● PROBLEM STATEMENT: Show every line in the records below that contains the word "screenshot".

● RECORDED INFORMATION:

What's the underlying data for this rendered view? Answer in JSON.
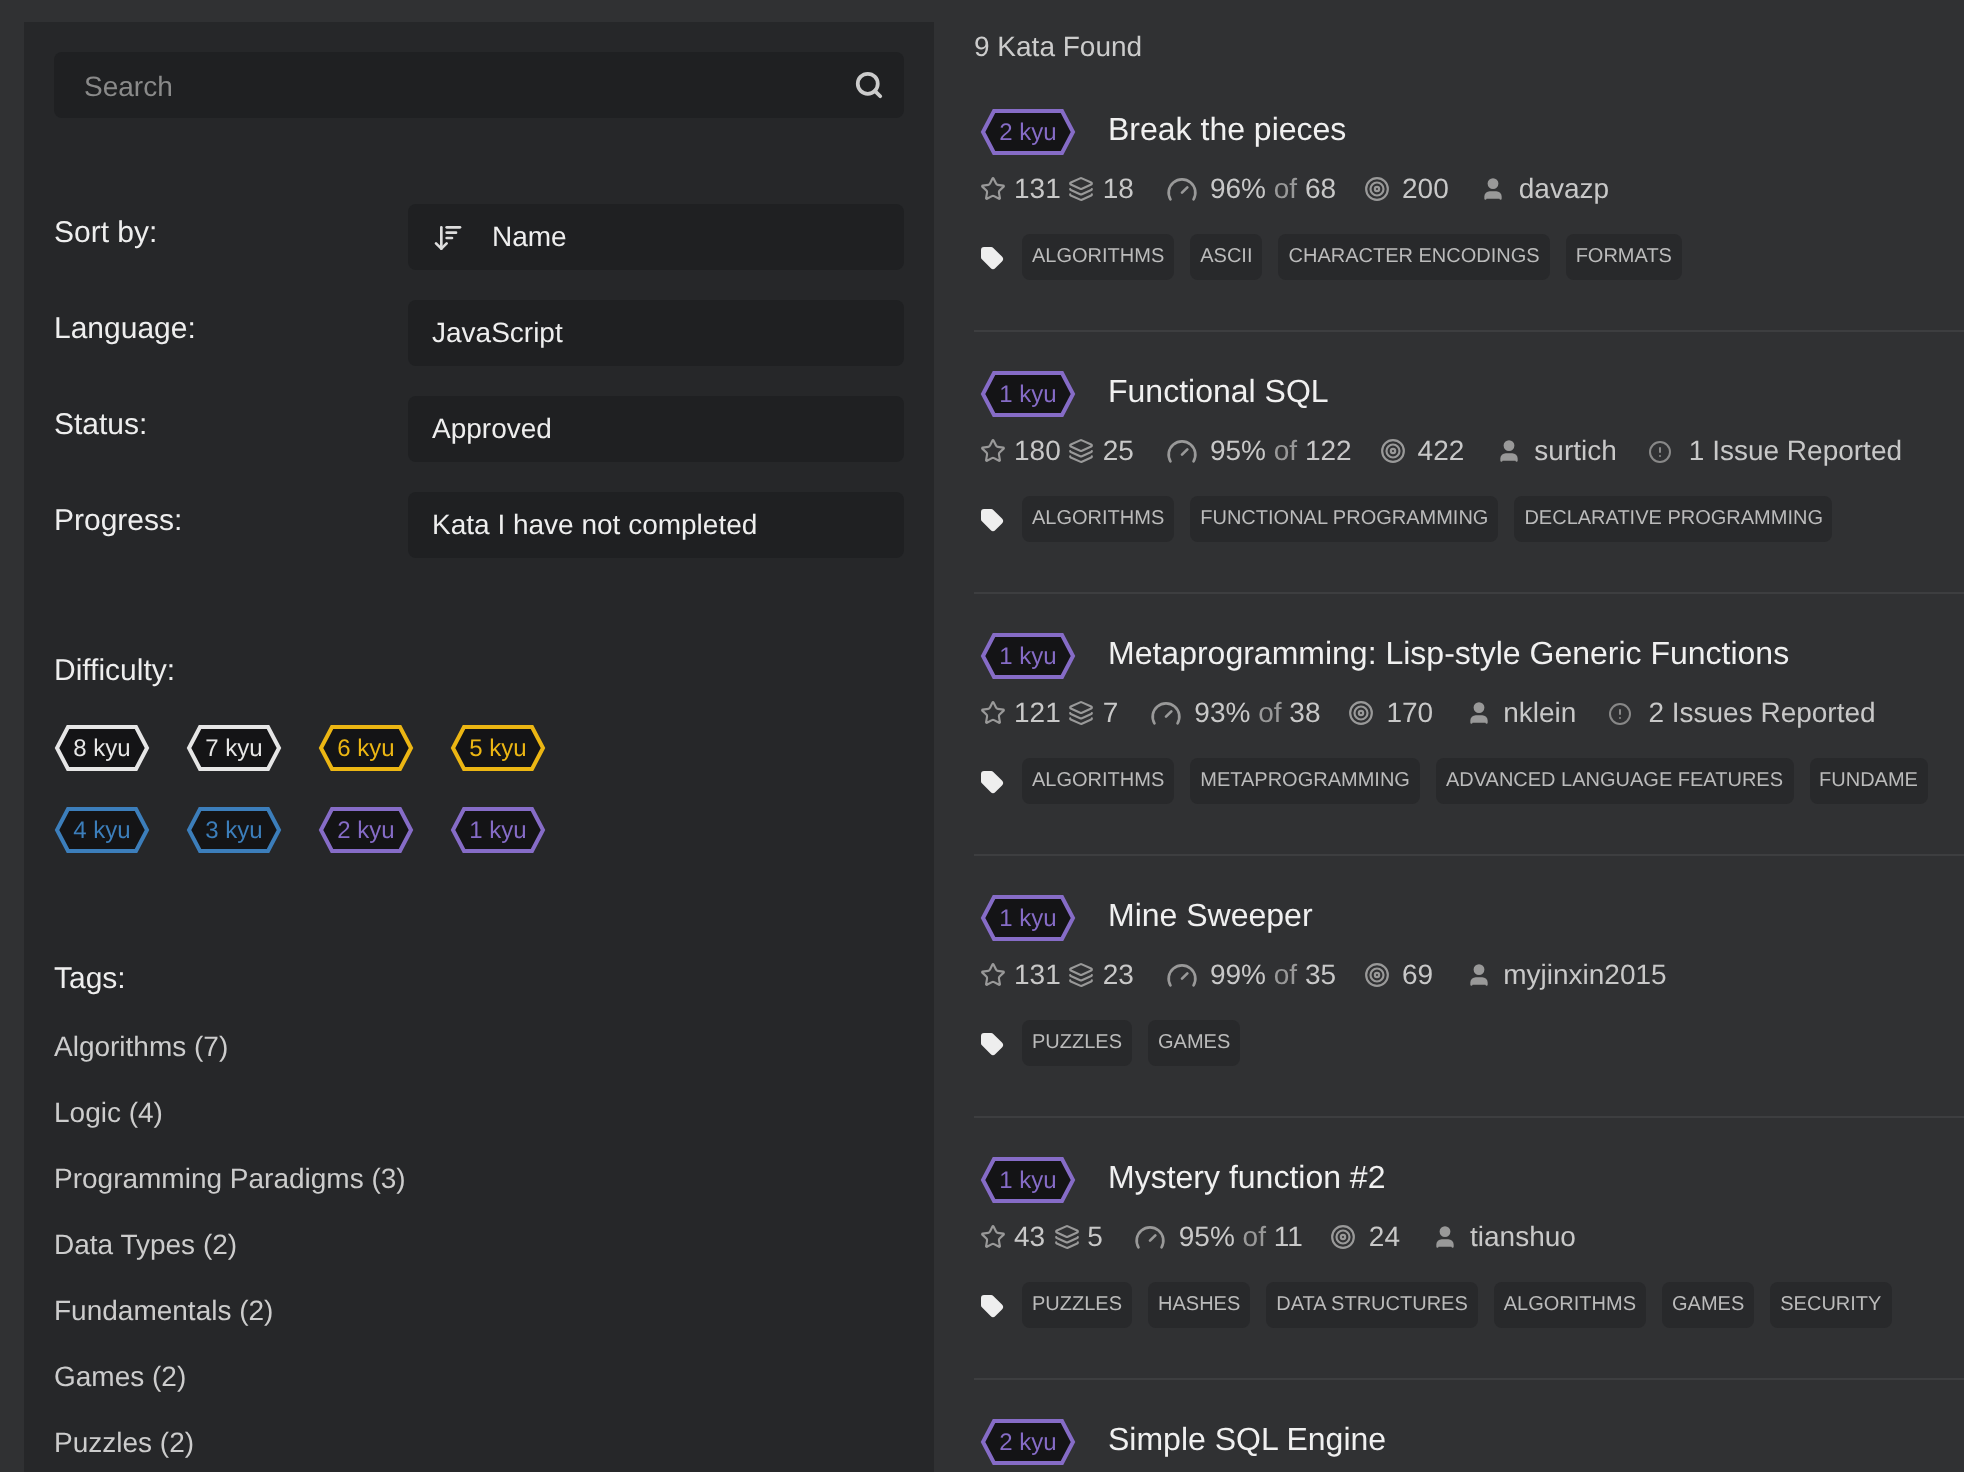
{
  "sidebar": {
    "search": {
      "placeholder": "Search"
    },
    "filters": [
      {
        "label": "Sort by:",
        "value": "Name",
        "kind": "sort"
      },
      {
        "label": "Language:",
        "value": "JavaScript",
        "kind": "select"
      },
      {
        "label": "Status:",
        "value": "Approved",
        "kind": "select"
      },
      {
        "label": "Progress:",
        "value": "Kata I have not completed",
        "kind": "select"
      }
    ],
    "difficulty": {
      "label": "Difficulty:",
      "ranks": [
        {
          "label": "8 kyu",
          "color": "#e6e6e6"
        },
        {
          "label": "7 kyu",
          "color": "#e6e6e6"
        },
        {
          "label": "6 kyu",
          "color": "#ecb613"
        },
        {
          "label": "5 kyu",
          "color": "#ecb613"
        },
        {
          "label": "4 kyu",
          "color": "#3c7ebb"
        },
        {
          "label": "3 kyu",
          "color": "#3c7ebb"
        },
        {
          "label": "2 kyu",
          "color": "#866cc7"
        },
        {
          "label": "1 kyu",
          "color": "#866cc7"
        }
      ]
    },
    "tags": {
      "label": "Tags:",
      "items": [
        "Algorithms (7)",
        "Logic (4)",
        "Programming Paradigms (3)",
        "Data Types (2)",
        "Fundamentals (2)",
        "Games (2)",
        "Puzzles (2)"
      ]
    }
  },
  "results": {
    "count": "9 Kata Found",
    "katas": [
      {
        "rank": "2 kyu",
        "color": "#866cc7",
        "title": "Break the pieces",
        "stars": "131",
        "collections": "18",
        "satisfaction": "96%",
        "of": "of",
        "votes": "68",
        "completions": "200",
        "author": "davazp",
        "tags": [
          "ALGORITHMS",
          "ASCII",
          "CHARACTER ENCODINGS",
          "FORMATS"
        ]
      },
      {
        "rank": "1 kyu",
        "color": "#866cc7",
        "title": "Functional SQL",
        "stars": "180",
        "collections": "25",
        "satisfaction": "95%",
        "of": "of",
        "votes": "122",
        "completions": "422",
        "author": "surtich",
        "issues": "1 Issue Reported",
        "tags": [
          "ALGORITHMS",
          "FUNCTIONAL PROGRAMMING",
          "DECLARATIVE PROGRAMMING"
        ]
      },
      {
        "rank": "1 kyu",
        "color": "#866cc7",
        "title": "Metaprogramming: Lisp-style Generic Functions",
        "stars": "121",
        "collections": "7",
        "satisfaction": "93%",
        "of": "of",
        "votes": "38",
        "completions": "170",
        "author": "nklein",
        "issues": "2 Issues Reported",
        "tags": [
          "ALGORITHMS",
          "METAPROGRAMMING",
          "ADVANCED LANGUAGE FEATURES",
          "FUNDAME"
        ]
      },
      {
        "rank": "1 kyu",
        "color": "#866cc7",
        "title": "Mine Sweeper",
        "stars": "131",
        "collections": "23",
        "satisfaction": "99%",
        "of": "of",
        "votes": "35",
        "completions": "69",
        "author": "myjinxin2015",
        "tags": [
          "PUZZLES",
          "GAMES"
        ]
      },
      {
        "rank": "1 kyu",
        "color": "#866cc7",
        "title": "Mystery function #2",
        "stars": "43",
        "collections": "5",
        "satisfaction": "95%",
        "of": "of",
        "votes": "11",
        "completions": "24",
        "author": "tianshuo",
        "tags": [
          "PUZZLES",
          "HASHES",
          "DATA STRUCTURES",
          "ALGORITHMS",
          "GAMES",
          "SECURITY"
        ]
      },
      {
        "rank": "2 kyu",
        "color": "#866cc7",
        "title": "Simple SQL Engine"
      }
    ]
  }
}
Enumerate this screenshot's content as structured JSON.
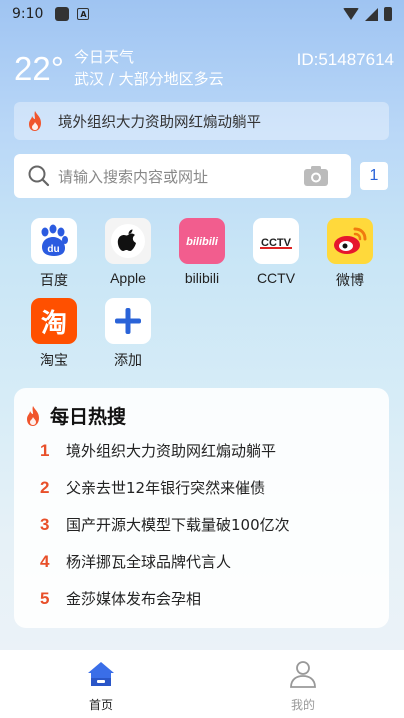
{
  "status_bar": {
    "time": "9:10"
  },
  "weather": {
    "temperature": "22°",
    "title": "今日天气",
    "location_condition": "武汉 / 大部分地区多云",
    "user_id": "ID:51487614"
  },
  "hot_banner": {
    "text": "境外组织大力资助网红煽动躺平"
  },
  "search": {
    "placeholder": "请输入搜索内容或网址",
    "tab_count": "1"
  },
  "shortcuts": [
    {
      "label": "百度",
      "icon": "baidu-icon"
    },
    {
      "label": "Apple",
      "icon": "apple-icon"
    },
    {
      "label": "bilibili",
      "icon": "bilibili-icon"
    },
    {
      "label": "CCTV",
      "icon": "cctv-icon"
    },
    {
      "label": "微博",
      "icon": "weibo-icon"
    },
    {
      "label": "淘宝",
      "icon": "taobao-icon"
    },
    {
      "label": "添加",
      "icon": "plus-icon"
    }
  ],
  "hot_search": {
    "title": "每日热搜",
    "items": [
      {
        "rank": "1",
        "text": "境外组织大力资助网红煽动躺平"
      },
      {
        "rank": "2",
        "text": "父亲去世12年银行突然来催债"
      },
      {
        "rank": "3",
        "text": "国产开源大模型下载量破100亿次"
      },
      {
        "rank": "4",
        "text": "杨洋挪瓦全球品牌代言人"
      },
      {
        "rank": "5",
        "text": "金莎媒体发布会孕相"
      }
    ]
  },
  "bottom_nav": [
    {
      "label": "首页",
      "active": true
    },
    {
      "label": "我的",
      "active": false
    }
  ],
  "colors": {
    "accent": "#2a63d8",
    "rank": "#e8502a",
    "flame": "#f0552d"
  }
}
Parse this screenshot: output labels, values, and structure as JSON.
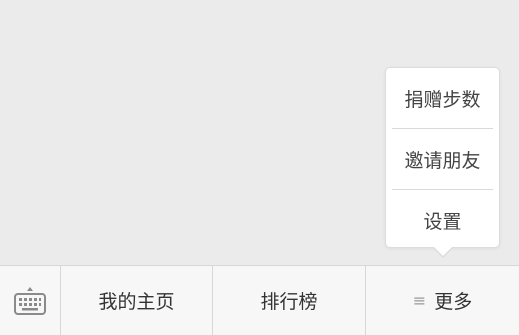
{
  "popup_menu": {
    "items": [
      {
        "label": "捐赠步数"
      },
      {
        "label": "邀请朋友"
      },
      {
        "label": "设置"
      }
    ]
  },
  "bottom_bar": {
    "keyboard_icon": "keyboard-icon",
    "tabs": [
      {
        "label": "我的主页"
      },
      {
        "label": "排行榜"
      },
      {
        "label": "更多",
        "icon": "menu-lines-icon",
        "icon_glyph": "≡"
      }
    ]
  },
  "colors": {
    "background": "#ebebeb",
    "bar_background": "#f7f7f7",
    "text": "#333333",
    "divider": "#d7d7d7"
  }
}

● RESULT OF THE TASK:
Enumerate this screenshot's content as structured JSON.
Parse this screenshot: output labels, values, and structure as JSON.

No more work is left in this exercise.